What Do U.S. Tariffs on Foreign Goods Mean for Manufacturers?

Author: Matt Cunningham

“Tit-for-tat tariffs” are making major headlines daily, specifically those aimed at China by the U.S. under Section 301 of the Trade Act of 1974. Politics aside, the two main objectives of tariffs in general are:

  1. To produce revenue for the tariff-imposing government and
  2. To protect domestic industries.

The tariffs over recent news cycles focus on the second objective, aiming to protect U.S. domestic industries by making it more expensive for foreign goods to enter our country. Through a multi-stage process, the new tariffs have impacted everything from soap to aerospace products — with the current tariffs coming in at a hefty 25% for affected goods.

Whether or not you agree with the approach or the politics behind it, these tariffs will have an impact on businesses, and particularly manufacturers, and their financial reporting.

How Will Tariffs on Foreign Imports Impact Your Manufacturing Business?

Here are a couple financial facts for manufacturers to consider relative to the tariffs:

  • If your company is sourcing goods from foreign suppliers or company-owned facilities, the cost of those goods will rise.
  • If your company manufactures in the U.S., sells to foreign customers and the foreign country has similar retaliatory tariffs in place, the effective cost of those goods to the foreign customer will increase.

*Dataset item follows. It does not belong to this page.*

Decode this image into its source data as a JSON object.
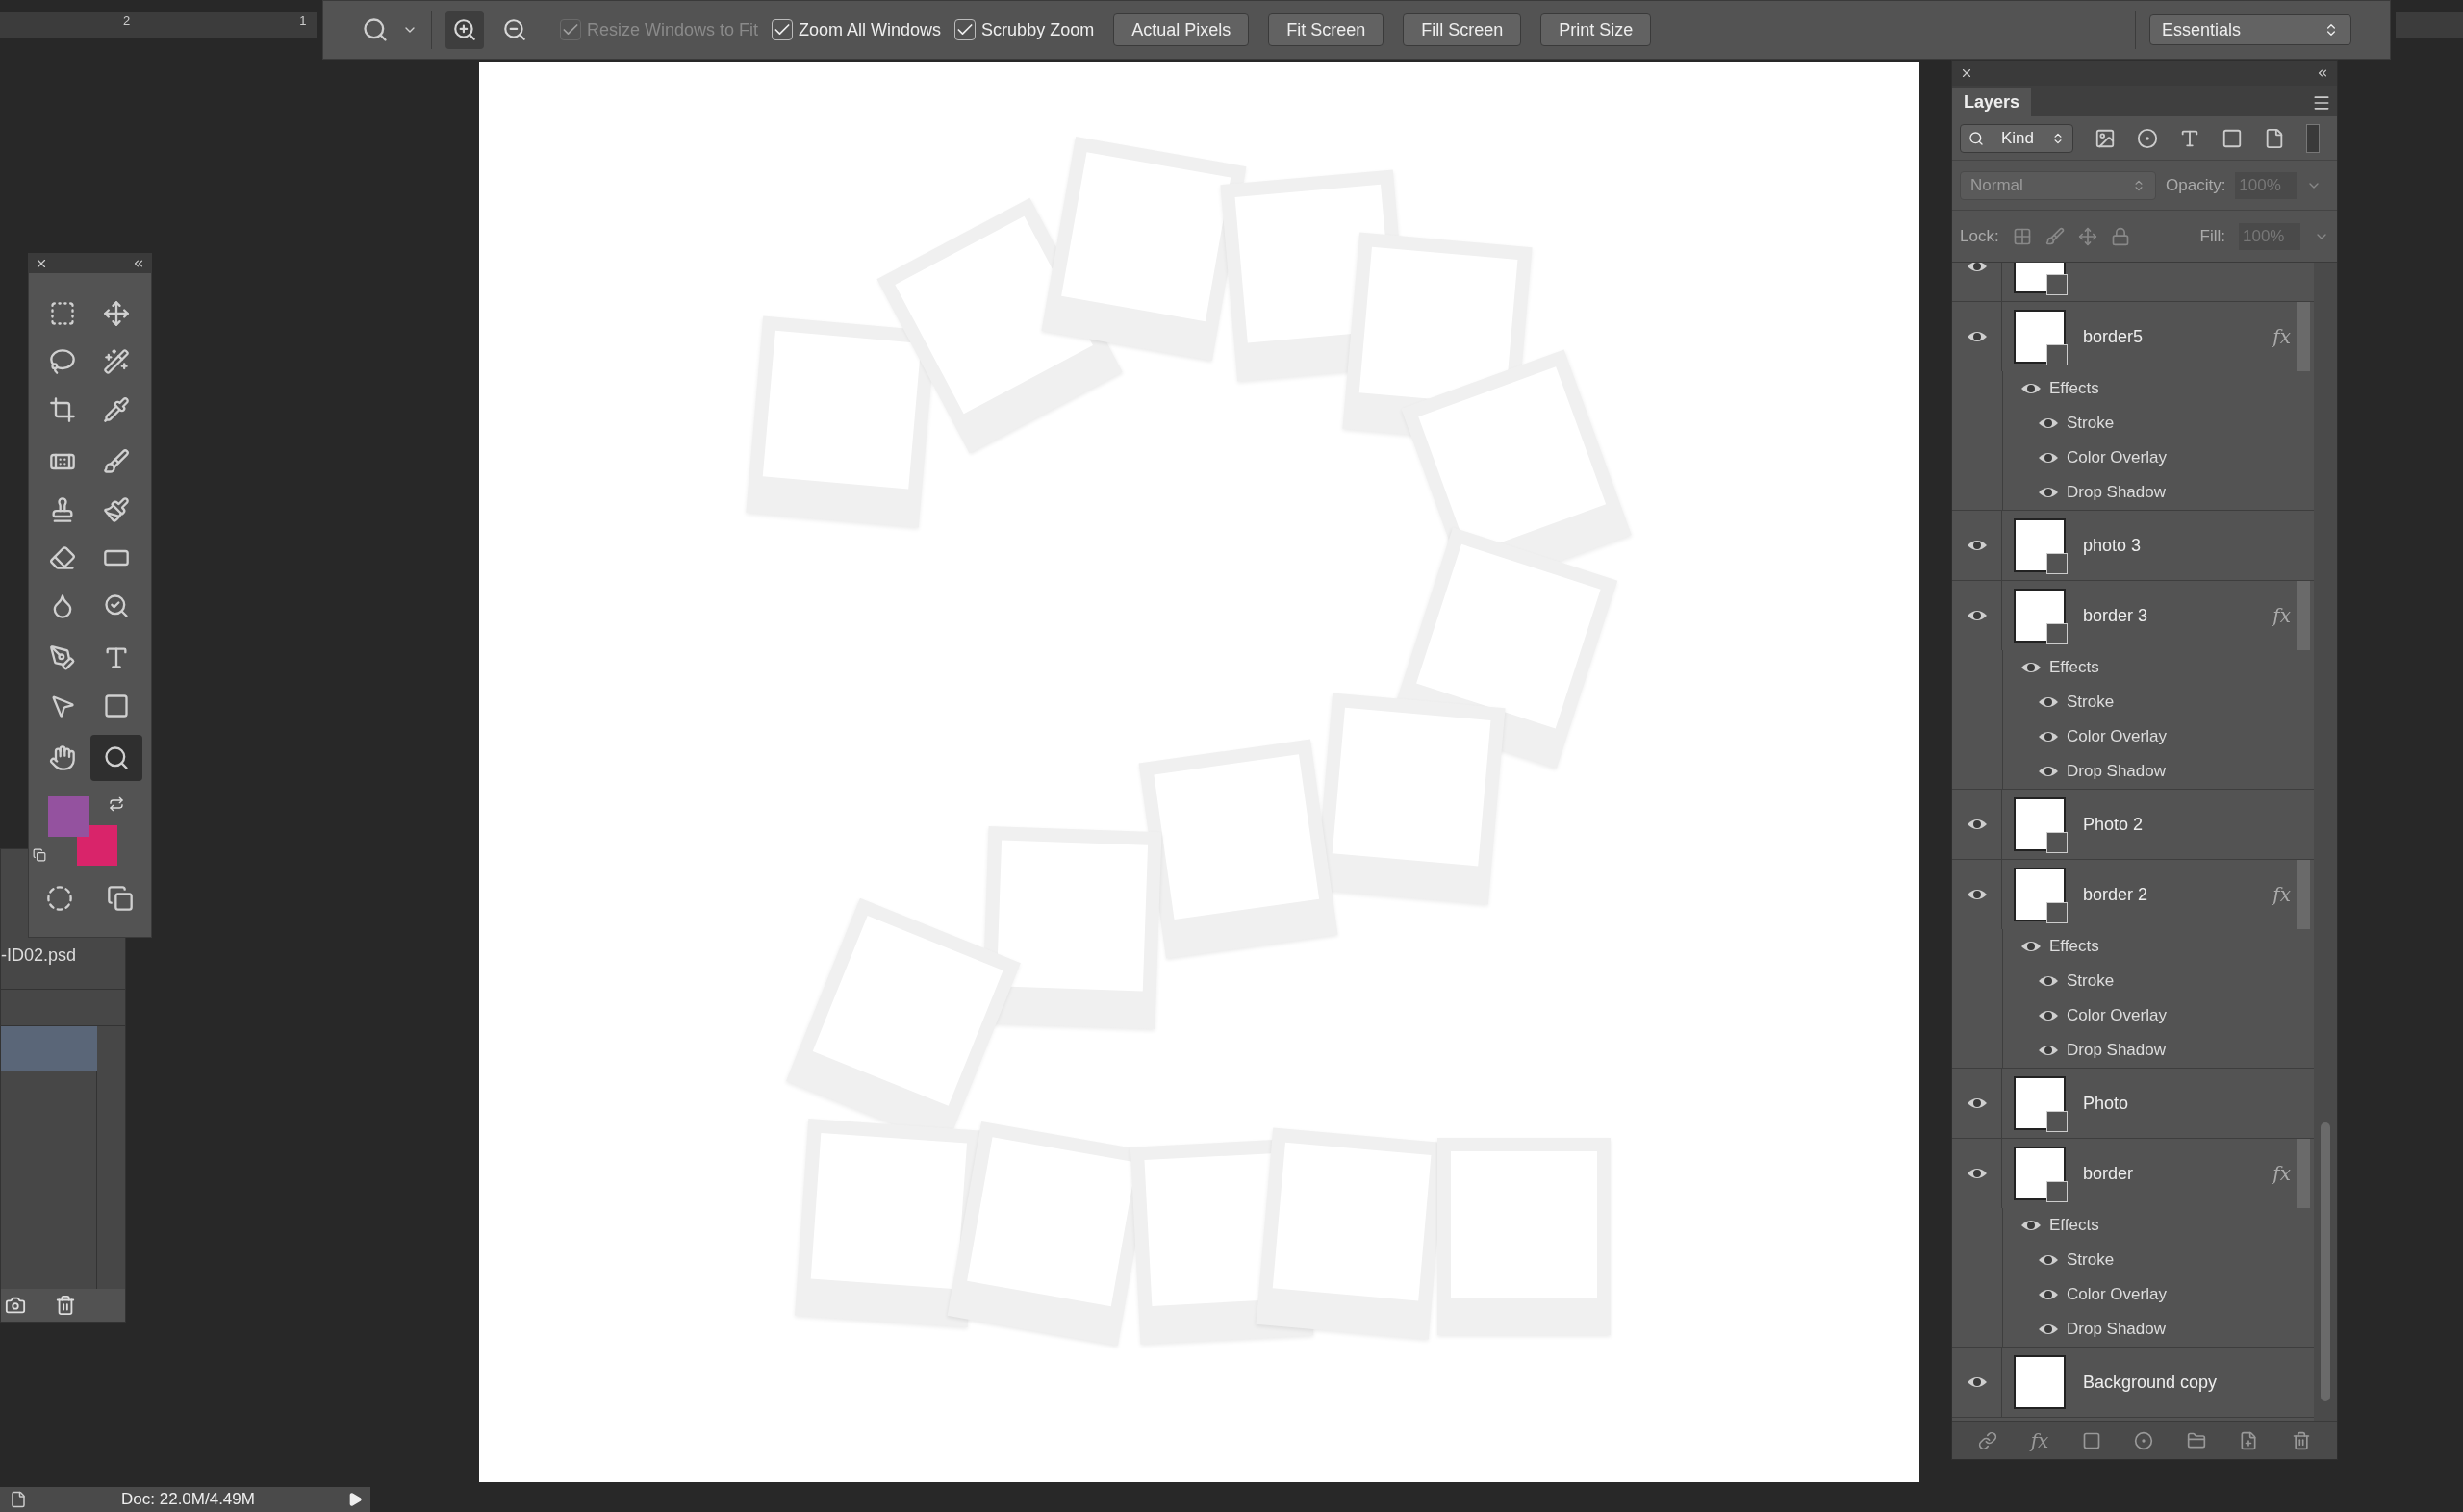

If your company falls into one of the above categories, you should already be thinking about how a diverse foreign and domestic portfolio of suppliers and customers can help shield your operations from major disruptions.

If, on the other hand, your company sources, produces and sells domestically, there should be no direct impact. Potentially, your domestically produced goods may even become more attractive as the cost of foreign alternatives increases.

How Should Your Manufacturing Business Account for These Tariffs?

Tariffs on imported raw materials or finished goods are an additional cost tacked onto those goods. The cost of these tariffs should be added to the total cost, just as you would for freight, duties or other costs incurred to bring the goods to their existing condition and location. Think of the tariffs in the same way you would a freight surcharge. These are, hopefully, temporary increases in the cost of purchased goods. While temporary, they still must be included when calculating the cost of inventory on hand at the balance sheet date.

TariffsChart Cohen

But beyond understanding that your costs will rise, if your company is currently relying solely on foreign suppliers it will be important to decide what you are going to do about it, if anything. What will your strategy be? Wait it out, assuming they are short-term inconveniences? What if they’re here to stay? There’s no way to know for sure, but finding an alternative domestic supplier might be a path to seriously consider.

In the end, will the tariffs accomplish what they set out to? If companies begin using domestic suppliers or production facilities, or perhaps they shift foreign operations or suppliers to a company not located in a country with tariffs, then it would seem the tariffs have hit their mark. Time will tell.